And this year, Jennifer drew that tag.
Jennifer and her late husband Gene have been longtime sportsmen in Mohave County. Gene got one of two sheep tags that were issued for the western part of Mohave County in 1979.
That started a passion for Gene and Jennifer, who have gone on many sheep hunts in Mohave County in the past.
When Gene was diagnosed with terminal cancer, he asked me privately if I would do him a favor. He asked that when and if Jennifer drew a sheep tag if I would ask our friends to help take her out. Of course, I said yes. Gene passed away in 2017.

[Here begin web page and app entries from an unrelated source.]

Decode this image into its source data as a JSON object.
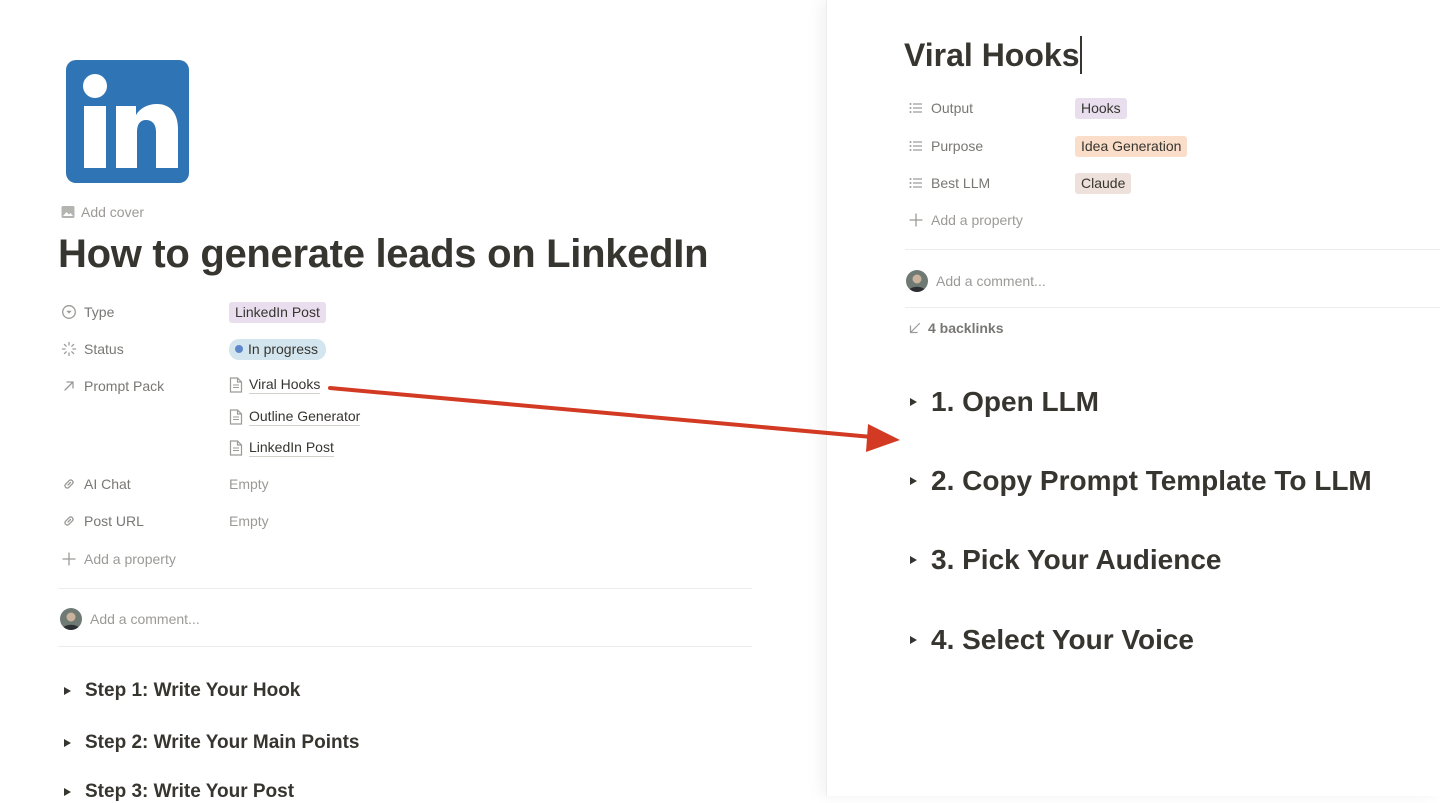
{
  "left_page": {
    "add_cover": "Add cover",
    "title": "How to generate leads on LinkedIn",
    "properties": {
      "type": {
        "label": "Type",
        "value": "LinkedIn Post",
        "icon": "select-icon"
      },
      "status": {
        "label": "Status",
        "value": "In progress",
        "icon": "status-icon"
      },
      "prompt_pack": {
        "label": "Prompt Pack",
        "icon": "relation-arrow-icon",
        "items": [
          "Viral Hooks",
          "Outline Generator",
          "LinkedIn Post"
        ]
      },
      "ai_chat": {
        "label": "AI Chat",
        "value": "Empty",
        "icon": "link-icon"
      },
      "post_url": {
        "label": "Post URL",
        "value": "Empty",
        "icon": "link-icon"
      },
      "add_property": "Add a property"
    },
    "comment_placeholder": "Add a comment...",
    "toggles": [
      "Step 1: Write Your Hook",
      "Step 2: Write Your Main Points",
      "Step 3: Write Your Post"
    ]
  },
  "right_page": {
    "title": "Viral Hooks",
    "properties": {
      "output": {
        "label": "Output",
        "value": "Hooks"
      },
      "purpose": {
        "label": "Purpose",
        "value": "Idea Generation"
      },
      "best_llm": {
        "label": "Best LLM",
        "value": "Claude"
      },
      "add_property": "Add a property"
    },
    "comment_placeholder": "Add a comment...",
    "backlinks": "4 backlinks",
    "toggles": [
      "1. Open LLM",
      "2. Copy Prompt Template To LLM",
      "3. Pick Your Audience",
      "4. Select Your Voice"
    ]
  },
  "colors": {
    "linkedin_blue": "#2f74b5",
    "annotation_arrow": "#d33a24",
    "tag_purple": "#e8deee",
    "tag_orange": "#fadec9",
    "tag_brown": "#eee0da",
    "status_blue": "#d3e5ef"
  }
}
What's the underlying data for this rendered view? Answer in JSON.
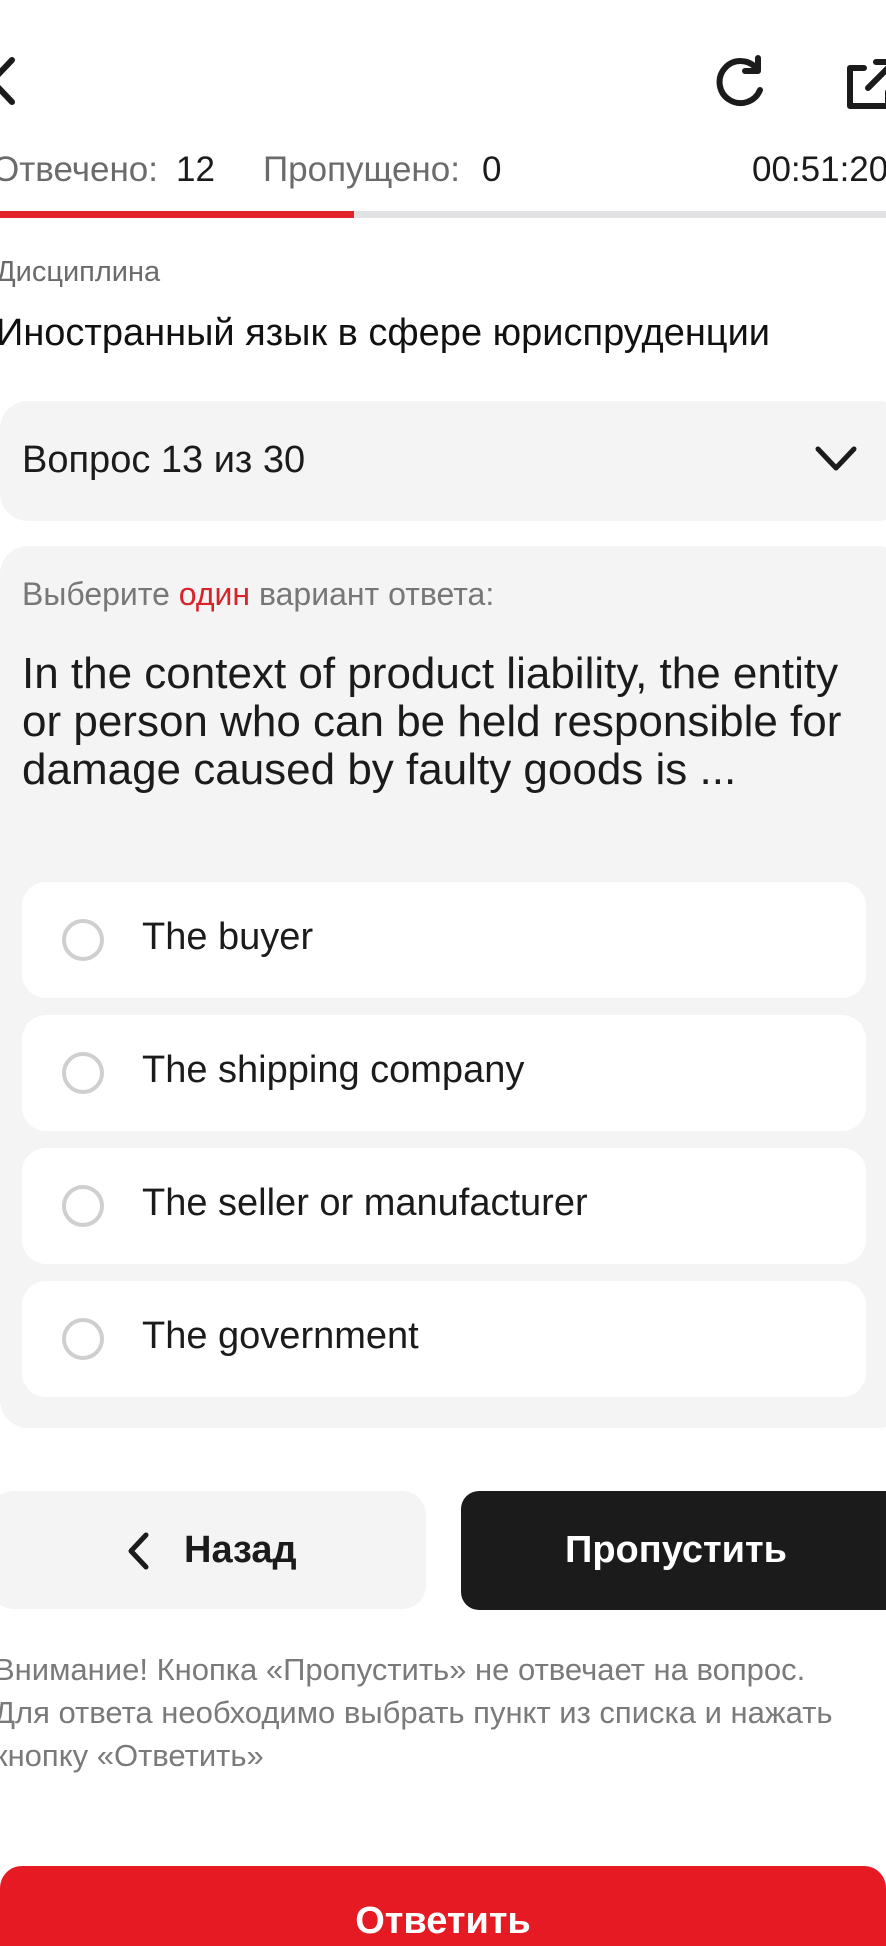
{
  "header": {
    "answered_label": "Отвечено:",
    "answered_value": "12",
    "skipped_label": "Пропущено:",
    "skipped_value": "0",
    "timer": "00:51:20",
    "progress_fraction": 0.4
  },
  "discipline": {
    "label": "Дисциплина",
    "name": "Иностранный язык в сфере юриспруденции"
  },
  "question_selector": {
    "label": "Вопрос 13 из 30"
  },
  "question": {
    "instruction_prefix": "Выберите",
    "instruction_accent": "один",
    "instruction_suffix": "вариант ответа:",
    "text": "In the context of product liability, the entity or person who can be held responsible for damage caused by faulty goods is ...",
    "options": [
      {
        "label": "The buyer"
      },
      {
        "label": "The shipping company"
      },
      {
        "label": "The seller or manufacturer"
      },
      {
        "label": "The government"
      }
    ]
  },
  "buttons": {
    "back": "Назад",
    "skip": "Пропустить",
    "answer": "Ответить"
  },
  "notice": "Внимание! Кнопка «Пропустить» не отвечает на вопрос. Для ответа необходимо выбрать пункт из списка и нажать кнопку «Ответить»",
  "colors": {
    "accent": "#e3242b",
    "dark_button": "#1b1b1b",
    "card_bg": "#f4f4f4"
  }
}
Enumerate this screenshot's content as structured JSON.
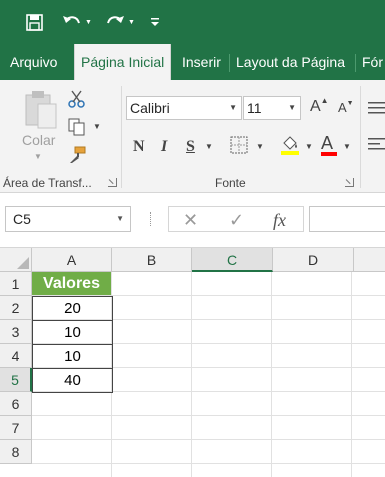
{
  "colors": {
    "excel_green": "#217346",
    "header_fill": "#70ad47"
  },
  "qat": {
    "icons": [
      "save-icon",
      "undo-icon",
      "redo-icon",
      "customize-icon"
    ]
  },
  "tabs": [
    "Arquivo",
    "Página Inicial",
    "Inserir",
    "Layout da Página",
    "Fór"
  ],
  "ribbon": {
    "clipboard": {
      "paste_label": "Colar",
      "group_label": "Área de Transf..."
    },
    "font": {
      "font_name": "Calibri",
      "font_size": "11",
      "bold": "N",
      "italic": "I",
      "underline": "S",
      "font_color_letter": "A",
      "grow_letter": "A",
      "shrink_letter": "A",
      "group_label": "Fonte"
    }
  },
  "formula_bar": {
    "name_box": "C5",
    "cancel": "✕",
    "enter": "✓",
    "fx": "fx"
  },
  "sheet": {
    "columns": [
      "A",
      "B",
      "C",
      "D"
    ],
    "rows": [
      "1",
      "2",
      "3",
      "4",
      "5",
      "6",
      "7",
      "8"
    ],
    "cells": {
      "A1": "Valores",
      "A2": "20",
      "A3": "10",
      "A4": "10",
      "A5": "40"
    },
    "active_cell": "C5"
  }
}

This isn’t a guided sheep hunt for me. It is fulfilling a promise to my friend and there are sportsmen who are helping that have never met Gene or Jennifer!
But it is what we do for our friends and fellow sportsmen.
So far it has been a really tough hunt for all of us.
A number of us have been out in the field, including Dan Reed, Jay Chan, Gary Martin and Marc Schwartzkopf. Phoenix residents Glen Leon and Rick Thompson came up to help glass for these elusive animals.
We have seen just 10 sheep, all ewes and yearlings so far. We haven’t seen even one ram, young or old, and we have been all over the unit.
Sheep hunting is never an easy proposition, but in his case, it is far more than that. This hunt for a ram is correctly described as a “Needle in a Haystack.”